In a surprising move, the Michelman Committee, a student-faculty panel reviewing education at the Law School, yesterday submitted a proposal to the faculty recommending that students be graded pass-fail in their first semester.

"Receipt of first-year grades can lend to the first year a layer of tension and competitiveness intense enough to detract from the educational process," the report states.

"This is almost a revolutionary recommendation." Jeffrey P. Smith, a representative to the Law School Council said yesterday. "Any reform at the Law School moves really slowly, because it is so steeped in tradition," he added.

In calling for pass-fail grades, the report rejected arguments that letter grades were necessary to motivate students or to give them an indication of how they were performing academically.

Many students at the Law School view the recommendation as a compromise.

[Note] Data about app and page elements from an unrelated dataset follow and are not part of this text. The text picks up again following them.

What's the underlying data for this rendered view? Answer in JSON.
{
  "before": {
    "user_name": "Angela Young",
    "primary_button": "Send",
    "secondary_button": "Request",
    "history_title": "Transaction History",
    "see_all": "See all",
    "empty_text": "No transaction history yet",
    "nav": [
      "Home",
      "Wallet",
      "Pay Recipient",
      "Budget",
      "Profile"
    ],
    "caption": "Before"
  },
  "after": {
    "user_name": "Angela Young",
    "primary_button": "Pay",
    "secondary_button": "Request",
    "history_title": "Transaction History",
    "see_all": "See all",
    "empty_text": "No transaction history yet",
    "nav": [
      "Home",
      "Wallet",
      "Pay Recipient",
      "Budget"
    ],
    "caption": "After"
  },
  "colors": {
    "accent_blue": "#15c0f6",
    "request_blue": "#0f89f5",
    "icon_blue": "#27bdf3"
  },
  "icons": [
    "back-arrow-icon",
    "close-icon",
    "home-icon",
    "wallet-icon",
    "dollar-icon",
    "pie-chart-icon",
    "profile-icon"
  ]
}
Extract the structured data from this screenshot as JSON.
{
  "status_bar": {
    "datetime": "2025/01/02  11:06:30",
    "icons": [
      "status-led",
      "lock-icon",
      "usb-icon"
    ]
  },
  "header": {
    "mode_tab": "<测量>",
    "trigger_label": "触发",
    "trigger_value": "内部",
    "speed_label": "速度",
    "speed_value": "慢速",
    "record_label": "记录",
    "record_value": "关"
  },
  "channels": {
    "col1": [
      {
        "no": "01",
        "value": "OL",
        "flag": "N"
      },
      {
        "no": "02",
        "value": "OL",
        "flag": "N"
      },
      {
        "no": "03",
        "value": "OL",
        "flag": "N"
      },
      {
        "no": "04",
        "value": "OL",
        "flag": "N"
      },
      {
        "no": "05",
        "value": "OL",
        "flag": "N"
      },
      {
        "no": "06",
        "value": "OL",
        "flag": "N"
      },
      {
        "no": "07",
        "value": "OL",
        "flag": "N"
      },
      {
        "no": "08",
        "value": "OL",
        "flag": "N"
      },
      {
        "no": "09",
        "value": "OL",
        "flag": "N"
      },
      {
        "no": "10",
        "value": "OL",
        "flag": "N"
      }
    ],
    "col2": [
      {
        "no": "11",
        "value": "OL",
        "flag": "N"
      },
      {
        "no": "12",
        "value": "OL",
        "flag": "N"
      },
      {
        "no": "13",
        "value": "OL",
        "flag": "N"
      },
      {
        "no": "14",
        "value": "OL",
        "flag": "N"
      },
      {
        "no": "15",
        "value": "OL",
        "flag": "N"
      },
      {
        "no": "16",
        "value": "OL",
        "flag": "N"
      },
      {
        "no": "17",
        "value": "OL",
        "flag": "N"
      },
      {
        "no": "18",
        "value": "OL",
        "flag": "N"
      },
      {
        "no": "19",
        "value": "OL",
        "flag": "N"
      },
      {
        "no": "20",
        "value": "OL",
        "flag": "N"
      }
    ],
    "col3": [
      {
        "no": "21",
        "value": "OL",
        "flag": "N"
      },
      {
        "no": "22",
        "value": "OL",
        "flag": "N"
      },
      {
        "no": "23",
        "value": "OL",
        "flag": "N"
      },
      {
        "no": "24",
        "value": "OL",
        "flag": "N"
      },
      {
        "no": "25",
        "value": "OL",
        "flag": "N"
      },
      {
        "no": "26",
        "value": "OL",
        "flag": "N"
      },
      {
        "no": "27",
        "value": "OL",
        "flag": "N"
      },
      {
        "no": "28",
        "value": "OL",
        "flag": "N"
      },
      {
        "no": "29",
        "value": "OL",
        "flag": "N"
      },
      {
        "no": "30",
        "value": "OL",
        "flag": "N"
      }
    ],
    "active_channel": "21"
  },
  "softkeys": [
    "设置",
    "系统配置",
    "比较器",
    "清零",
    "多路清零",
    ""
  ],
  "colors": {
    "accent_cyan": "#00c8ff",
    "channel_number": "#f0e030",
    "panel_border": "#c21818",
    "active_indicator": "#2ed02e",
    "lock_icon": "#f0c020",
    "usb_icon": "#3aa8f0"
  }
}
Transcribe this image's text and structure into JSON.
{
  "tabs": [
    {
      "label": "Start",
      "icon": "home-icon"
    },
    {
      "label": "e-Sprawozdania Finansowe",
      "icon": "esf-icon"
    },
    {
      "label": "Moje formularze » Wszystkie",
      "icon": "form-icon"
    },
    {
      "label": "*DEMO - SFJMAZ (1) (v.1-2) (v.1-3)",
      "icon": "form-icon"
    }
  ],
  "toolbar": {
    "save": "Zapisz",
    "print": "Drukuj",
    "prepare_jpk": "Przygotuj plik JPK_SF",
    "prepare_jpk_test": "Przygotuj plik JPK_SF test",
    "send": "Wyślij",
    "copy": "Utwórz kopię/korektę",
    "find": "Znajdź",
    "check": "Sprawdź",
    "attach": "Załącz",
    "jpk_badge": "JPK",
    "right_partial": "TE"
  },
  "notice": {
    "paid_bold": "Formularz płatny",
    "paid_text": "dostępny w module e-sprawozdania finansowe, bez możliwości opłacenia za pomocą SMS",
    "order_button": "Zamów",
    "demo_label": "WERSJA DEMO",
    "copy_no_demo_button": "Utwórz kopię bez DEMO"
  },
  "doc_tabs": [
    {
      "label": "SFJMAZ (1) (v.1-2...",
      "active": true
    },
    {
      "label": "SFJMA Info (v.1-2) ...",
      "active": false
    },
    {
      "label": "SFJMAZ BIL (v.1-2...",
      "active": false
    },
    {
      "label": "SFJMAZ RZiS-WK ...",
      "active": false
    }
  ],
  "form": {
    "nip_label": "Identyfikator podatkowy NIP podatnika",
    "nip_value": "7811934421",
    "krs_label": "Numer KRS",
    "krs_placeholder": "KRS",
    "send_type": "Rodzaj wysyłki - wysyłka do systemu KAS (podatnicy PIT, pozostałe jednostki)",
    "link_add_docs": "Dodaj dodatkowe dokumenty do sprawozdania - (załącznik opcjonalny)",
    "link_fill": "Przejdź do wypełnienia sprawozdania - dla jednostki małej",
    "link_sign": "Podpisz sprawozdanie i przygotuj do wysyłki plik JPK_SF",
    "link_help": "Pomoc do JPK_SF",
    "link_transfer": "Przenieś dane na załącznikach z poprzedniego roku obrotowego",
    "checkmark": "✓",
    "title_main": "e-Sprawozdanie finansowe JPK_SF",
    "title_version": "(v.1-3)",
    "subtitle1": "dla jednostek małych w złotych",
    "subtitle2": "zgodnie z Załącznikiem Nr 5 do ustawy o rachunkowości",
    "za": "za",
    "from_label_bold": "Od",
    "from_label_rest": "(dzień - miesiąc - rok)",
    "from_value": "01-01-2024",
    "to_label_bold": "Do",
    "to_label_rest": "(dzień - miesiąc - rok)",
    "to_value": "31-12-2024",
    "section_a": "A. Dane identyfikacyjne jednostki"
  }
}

The committee narrowly rejected a proposal that recommended making grades pass-fail for the whole first year, despite student support.


Albert M. Sacks, dean of the Law School, who has opposed full-year pass-fail grading in the past, said this week, "If there is a case for pass-fail it is a good deal greater for the first semester than for the second."

A member of the Michelman Committee who asked not to be identified, said yesterday. "If you go to pass-fail grading for the full year, you would increase the pressure, because people do not know how they are doing."

Charlotte A. Lowell, President of the Dorm Council, said yesterday. "This is obviously a compromise," and added. "Hopefully, the Law School will start with this and go on to pass-fail grading for the first year."

The report, which the faculty will vote on in several weeks, also recommends that grades be given to the Harvard Law Review only at the "affirmative request of the student concerned." Grades, which are crucial factor in the Review's selection process, are now given to the publication automatically at the end of the first year.

Mark B. Helm '78, president of the Law Review, said this week that the proposal would "seriously inconvenience" the Review. "From the point of view of the first-year class, this won't reduce pressure, but will only inconvenience students."

The Law School Council voted last night to approve the committee's recommendation on the Law Review. Smith said.

Most of the 48-page report is devoted to increasing feedback to students about their "academic progress." In this area, the report recommends greater use of written exercises and increased hiring of student teaching assistants.